But at the final curtain, after Mr. Rylance’s literally rolling-on-the-floor hysterical five minute aria, they rose to their feet as one and brought him to tears with their cheers of approval. It may be me, but judging from the comments on the way out, I think they were trying to say “Come back to us, Mr. Rylance. We love you, but next time find a character for whom we can have some compassion, with whom we can share some empathy, in a play that relates to us on this side of the Atlantic.”
I was reminded of the character of Jeeter Lester, the lead in Jack Kirkland’s adaptation of Erskine Caldwell’s novel “Tobacco Road.” It held a Broadway stage for over eight years in the 1930s. Jeeter was a Georgia sharecropper during the depression who retained his faith in the land and in the tobacco crop on whose deliverance he and his family relied for a living. The play was populated with his family, all ‘odd characters’ and dealt, as does Jerusalem, with simple people wishing only to live a simple life on land they love because they think of it as theirs, as home. I do think that Lester’s group connected with audiences because they strove for something, they showed courage and fortitude as well as humor.
I wouldn’t have missed Mark Rylance’s star turn for anything – but I feel like yelling ‘The Emperor has no clothes on!” when it comes to the merits of his current vehicle. It might well win several Tony Awards (based on its excellent critical response) but I have to warn – if brilliant acting is less important to you than a richly satisfying evening with a good play, come at your own risk.
Broadway performer, agent, writer, and now librettist, among his many accomplishments, Richard Seff has written the book for Shine! The Horatio Alger Musical!, which debuted at the 2010 New York Musical Theatre Festival. He is also author of Supporting Player: My Life Upon the Wicked Stagecelebrating his lifetime on stage and behind the scenes, available through online booksellers, including Amazon.com.

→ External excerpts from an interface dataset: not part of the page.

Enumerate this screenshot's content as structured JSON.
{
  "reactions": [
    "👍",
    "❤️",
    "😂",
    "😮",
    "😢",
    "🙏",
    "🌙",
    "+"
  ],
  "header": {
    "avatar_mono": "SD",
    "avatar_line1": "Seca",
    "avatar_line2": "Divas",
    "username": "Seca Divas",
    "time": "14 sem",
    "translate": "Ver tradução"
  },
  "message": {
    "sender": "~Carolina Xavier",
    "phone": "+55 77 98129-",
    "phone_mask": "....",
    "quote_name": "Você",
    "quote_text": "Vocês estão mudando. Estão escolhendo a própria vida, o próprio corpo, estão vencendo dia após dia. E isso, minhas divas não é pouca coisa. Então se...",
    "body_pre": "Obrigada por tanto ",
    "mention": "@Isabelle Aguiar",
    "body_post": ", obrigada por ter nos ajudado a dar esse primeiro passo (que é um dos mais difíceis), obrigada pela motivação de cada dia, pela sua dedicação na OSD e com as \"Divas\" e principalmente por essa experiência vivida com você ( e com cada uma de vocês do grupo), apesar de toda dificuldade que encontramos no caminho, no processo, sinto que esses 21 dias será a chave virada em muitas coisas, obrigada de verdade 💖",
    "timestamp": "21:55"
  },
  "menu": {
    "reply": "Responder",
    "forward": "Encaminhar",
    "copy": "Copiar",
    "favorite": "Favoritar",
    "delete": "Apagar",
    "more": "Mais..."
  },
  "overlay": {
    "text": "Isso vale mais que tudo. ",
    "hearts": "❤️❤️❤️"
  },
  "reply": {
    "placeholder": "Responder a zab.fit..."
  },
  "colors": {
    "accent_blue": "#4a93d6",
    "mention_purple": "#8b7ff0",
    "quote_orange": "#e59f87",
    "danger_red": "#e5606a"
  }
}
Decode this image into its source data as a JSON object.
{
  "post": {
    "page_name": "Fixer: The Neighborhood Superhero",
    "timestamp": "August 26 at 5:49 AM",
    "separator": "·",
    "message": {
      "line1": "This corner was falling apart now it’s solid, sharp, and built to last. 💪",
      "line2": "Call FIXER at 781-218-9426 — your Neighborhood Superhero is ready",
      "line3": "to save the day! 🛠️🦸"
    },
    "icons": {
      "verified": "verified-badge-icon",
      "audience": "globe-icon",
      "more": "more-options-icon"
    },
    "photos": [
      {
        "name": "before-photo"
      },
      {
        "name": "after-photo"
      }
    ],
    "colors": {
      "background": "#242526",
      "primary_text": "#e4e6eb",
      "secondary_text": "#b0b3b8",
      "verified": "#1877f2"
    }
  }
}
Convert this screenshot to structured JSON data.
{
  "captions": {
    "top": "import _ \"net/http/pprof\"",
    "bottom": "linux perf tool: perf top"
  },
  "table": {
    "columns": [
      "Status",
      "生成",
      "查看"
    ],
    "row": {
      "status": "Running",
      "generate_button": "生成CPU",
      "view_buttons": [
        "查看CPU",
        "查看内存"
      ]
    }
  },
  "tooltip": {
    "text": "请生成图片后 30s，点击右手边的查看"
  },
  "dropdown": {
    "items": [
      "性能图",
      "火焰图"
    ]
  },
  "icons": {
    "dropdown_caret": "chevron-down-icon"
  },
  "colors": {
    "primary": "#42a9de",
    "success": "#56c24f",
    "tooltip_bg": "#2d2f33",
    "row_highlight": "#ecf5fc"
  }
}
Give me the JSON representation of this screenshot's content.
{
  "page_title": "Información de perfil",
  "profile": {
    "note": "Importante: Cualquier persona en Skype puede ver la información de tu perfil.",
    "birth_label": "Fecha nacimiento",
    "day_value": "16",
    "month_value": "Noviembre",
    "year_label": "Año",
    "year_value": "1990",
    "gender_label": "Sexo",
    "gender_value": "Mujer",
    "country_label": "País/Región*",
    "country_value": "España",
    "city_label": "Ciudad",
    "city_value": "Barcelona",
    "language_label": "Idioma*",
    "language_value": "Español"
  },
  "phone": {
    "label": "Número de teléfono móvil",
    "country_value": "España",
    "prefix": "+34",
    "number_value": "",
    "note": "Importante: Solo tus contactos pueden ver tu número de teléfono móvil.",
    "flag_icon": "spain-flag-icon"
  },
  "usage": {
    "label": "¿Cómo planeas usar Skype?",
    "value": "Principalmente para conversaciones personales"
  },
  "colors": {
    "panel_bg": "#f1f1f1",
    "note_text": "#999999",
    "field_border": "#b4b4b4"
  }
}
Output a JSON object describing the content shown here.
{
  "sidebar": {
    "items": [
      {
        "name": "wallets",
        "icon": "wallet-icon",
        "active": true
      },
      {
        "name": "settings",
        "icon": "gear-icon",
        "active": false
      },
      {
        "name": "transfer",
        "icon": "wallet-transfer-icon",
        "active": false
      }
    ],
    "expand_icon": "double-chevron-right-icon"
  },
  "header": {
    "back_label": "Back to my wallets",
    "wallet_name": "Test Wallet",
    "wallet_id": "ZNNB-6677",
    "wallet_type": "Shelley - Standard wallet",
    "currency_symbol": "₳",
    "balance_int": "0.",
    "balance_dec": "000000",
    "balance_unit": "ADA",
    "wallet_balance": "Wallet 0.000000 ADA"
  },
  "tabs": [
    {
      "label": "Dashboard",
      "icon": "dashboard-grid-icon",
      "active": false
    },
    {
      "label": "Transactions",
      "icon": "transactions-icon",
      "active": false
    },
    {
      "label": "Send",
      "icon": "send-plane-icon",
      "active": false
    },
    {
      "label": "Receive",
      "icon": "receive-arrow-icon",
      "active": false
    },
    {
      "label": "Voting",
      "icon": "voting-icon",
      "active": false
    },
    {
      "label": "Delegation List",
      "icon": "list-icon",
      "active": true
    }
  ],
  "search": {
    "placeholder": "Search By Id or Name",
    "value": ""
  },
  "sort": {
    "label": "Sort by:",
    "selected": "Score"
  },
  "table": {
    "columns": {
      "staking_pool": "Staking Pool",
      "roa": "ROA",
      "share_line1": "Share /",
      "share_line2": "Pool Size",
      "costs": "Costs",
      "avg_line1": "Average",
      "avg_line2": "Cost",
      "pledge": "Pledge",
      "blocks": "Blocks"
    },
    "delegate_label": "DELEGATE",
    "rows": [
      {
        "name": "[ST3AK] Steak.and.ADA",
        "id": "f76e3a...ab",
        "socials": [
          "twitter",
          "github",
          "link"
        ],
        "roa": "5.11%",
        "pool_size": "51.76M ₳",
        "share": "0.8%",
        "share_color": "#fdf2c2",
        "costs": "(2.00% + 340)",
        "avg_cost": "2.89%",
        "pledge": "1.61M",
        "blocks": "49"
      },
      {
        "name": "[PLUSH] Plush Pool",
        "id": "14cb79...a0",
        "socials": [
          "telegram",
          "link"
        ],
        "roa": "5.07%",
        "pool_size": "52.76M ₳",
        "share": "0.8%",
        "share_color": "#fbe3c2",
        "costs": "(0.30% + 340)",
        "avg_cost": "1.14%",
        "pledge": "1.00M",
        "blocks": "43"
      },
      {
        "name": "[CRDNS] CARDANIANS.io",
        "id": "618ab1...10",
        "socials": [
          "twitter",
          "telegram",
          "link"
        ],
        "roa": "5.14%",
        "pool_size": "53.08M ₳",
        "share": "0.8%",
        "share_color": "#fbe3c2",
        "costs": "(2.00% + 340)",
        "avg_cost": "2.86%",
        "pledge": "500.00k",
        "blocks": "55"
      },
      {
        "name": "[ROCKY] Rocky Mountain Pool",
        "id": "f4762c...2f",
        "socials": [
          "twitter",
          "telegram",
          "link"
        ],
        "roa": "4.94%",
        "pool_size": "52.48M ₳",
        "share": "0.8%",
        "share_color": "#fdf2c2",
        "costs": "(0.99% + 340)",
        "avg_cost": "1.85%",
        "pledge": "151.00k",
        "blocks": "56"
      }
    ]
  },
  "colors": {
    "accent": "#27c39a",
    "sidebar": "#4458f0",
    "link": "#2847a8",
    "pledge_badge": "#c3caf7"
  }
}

- Richard Seff interviews Broadway luminaries:
- Carole Shelley
- Brian d’Arcy James
- Chita Rivera
- John Kander, With Complete Kander
Richard Seff chats with Joel Markowitz: